What to do: Check the records below line by line. Give the count of lines with "chevron", and nothing else.

■ ■ ■ ■ ■ ■ ■

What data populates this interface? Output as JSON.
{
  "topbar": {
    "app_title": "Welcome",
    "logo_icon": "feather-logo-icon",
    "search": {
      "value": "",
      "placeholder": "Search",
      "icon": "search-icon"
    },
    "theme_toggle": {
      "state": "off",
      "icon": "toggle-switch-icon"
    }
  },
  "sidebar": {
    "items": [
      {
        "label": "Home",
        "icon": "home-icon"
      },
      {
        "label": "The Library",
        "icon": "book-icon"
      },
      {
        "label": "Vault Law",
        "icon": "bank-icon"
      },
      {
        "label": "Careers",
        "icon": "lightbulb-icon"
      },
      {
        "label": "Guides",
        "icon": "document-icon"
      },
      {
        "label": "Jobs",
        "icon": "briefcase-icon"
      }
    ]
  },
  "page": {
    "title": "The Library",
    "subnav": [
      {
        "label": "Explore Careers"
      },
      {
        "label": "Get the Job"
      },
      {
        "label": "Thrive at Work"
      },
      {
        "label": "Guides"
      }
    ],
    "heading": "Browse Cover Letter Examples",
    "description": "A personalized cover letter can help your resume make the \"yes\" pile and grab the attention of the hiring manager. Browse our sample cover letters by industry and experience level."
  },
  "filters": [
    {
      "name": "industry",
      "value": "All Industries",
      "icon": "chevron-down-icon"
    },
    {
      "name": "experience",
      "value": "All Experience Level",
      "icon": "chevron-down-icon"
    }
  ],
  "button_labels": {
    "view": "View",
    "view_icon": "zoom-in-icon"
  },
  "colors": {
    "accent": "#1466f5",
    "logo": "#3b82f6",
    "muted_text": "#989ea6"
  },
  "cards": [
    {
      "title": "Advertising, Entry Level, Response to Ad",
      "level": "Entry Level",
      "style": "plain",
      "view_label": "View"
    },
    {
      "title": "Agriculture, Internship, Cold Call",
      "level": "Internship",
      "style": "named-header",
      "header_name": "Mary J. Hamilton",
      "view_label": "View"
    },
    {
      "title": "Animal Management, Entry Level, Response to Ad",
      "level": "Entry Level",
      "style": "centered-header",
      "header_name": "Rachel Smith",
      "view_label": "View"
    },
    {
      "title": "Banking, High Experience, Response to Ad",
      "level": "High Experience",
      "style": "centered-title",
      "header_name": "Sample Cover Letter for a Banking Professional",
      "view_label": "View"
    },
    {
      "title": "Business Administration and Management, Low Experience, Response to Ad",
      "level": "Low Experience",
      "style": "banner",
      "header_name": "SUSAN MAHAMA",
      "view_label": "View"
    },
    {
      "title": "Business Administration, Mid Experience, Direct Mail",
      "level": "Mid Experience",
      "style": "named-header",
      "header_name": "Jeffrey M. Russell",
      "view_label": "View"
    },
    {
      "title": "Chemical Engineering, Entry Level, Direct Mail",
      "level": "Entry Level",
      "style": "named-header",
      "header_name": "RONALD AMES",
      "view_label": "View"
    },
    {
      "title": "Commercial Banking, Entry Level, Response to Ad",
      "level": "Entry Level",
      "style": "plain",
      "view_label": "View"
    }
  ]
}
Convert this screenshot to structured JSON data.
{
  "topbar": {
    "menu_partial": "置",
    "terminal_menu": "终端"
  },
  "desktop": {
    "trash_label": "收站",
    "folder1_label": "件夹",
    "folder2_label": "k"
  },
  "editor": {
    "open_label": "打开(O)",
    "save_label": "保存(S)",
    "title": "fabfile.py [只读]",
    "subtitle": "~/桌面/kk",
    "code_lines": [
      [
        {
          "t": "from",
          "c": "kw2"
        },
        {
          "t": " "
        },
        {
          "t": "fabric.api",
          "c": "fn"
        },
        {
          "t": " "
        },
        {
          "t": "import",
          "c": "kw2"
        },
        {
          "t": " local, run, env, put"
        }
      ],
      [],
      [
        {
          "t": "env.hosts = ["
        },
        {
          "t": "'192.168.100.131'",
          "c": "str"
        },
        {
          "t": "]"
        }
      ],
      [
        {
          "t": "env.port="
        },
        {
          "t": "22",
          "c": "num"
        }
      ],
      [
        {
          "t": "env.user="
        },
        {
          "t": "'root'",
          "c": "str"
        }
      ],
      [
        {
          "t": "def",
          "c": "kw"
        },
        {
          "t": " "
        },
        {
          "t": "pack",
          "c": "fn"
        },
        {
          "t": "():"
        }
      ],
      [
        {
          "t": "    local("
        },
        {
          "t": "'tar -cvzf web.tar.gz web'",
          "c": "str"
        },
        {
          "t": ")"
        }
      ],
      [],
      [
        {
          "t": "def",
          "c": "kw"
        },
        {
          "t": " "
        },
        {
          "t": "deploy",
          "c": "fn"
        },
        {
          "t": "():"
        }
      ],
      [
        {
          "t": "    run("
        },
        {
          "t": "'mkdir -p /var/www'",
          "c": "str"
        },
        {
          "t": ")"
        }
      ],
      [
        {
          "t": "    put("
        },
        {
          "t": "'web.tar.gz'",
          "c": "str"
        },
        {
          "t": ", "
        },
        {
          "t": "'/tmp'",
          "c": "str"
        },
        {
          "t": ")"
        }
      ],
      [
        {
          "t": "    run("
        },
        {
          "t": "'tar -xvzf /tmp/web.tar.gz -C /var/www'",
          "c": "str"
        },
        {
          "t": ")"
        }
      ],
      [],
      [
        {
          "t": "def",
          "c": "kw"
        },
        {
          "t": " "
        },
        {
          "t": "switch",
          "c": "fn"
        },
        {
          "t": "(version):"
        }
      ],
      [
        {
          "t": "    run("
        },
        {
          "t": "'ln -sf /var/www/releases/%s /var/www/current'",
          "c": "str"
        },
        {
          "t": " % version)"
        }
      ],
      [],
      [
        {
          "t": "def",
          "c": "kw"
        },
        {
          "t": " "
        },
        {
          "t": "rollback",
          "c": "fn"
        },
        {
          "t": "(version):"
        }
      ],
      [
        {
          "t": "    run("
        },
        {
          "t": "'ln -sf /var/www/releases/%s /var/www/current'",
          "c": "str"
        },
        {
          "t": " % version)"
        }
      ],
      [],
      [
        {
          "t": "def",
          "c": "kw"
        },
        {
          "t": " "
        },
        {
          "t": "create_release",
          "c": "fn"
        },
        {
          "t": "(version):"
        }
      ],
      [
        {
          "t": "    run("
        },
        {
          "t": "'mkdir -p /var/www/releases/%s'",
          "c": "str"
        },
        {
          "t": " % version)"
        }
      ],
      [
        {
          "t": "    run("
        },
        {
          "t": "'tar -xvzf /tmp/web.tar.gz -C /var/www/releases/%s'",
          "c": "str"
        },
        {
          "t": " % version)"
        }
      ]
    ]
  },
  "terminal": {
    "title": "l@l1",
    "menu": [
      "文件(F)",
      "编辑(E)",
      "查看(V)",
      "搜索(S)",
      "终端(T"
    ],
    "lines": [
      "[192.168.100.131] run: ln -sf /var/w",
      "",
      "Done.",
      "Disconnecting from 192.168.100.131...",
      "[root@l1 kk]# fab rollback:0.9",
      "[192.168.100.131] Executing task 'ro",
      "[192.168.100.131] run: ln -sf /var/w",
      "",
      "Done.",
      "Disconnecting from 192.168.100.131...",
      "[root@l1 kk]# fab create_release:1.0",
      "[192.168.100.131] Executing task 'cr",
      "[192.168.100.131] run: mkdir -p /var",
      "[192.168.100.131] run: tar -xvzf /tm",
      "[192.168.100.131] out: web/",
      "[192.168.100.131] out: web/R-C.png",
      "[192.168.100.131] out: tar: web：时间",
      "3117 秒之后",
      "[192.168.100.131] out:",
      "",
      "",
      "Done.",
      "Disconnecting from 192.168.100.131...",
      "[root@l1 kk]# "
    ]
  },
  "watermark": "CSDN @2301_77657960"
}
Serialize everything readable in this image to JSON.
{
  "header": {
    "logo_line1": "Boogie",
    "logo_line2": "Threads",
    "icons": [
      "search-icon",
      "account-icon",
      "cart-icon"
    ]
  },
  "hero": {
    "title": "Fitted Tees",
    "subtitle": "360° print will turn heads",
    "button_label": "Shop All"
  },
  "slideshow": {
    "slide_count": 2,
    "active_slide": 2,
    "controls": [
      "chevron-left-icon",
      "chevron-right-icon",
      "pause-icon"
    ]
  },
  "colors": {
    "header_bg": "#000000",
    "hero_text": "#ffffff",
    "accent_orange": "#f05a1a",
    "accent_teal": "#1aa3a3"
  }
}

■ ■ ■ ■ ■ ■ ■

Your solution: 4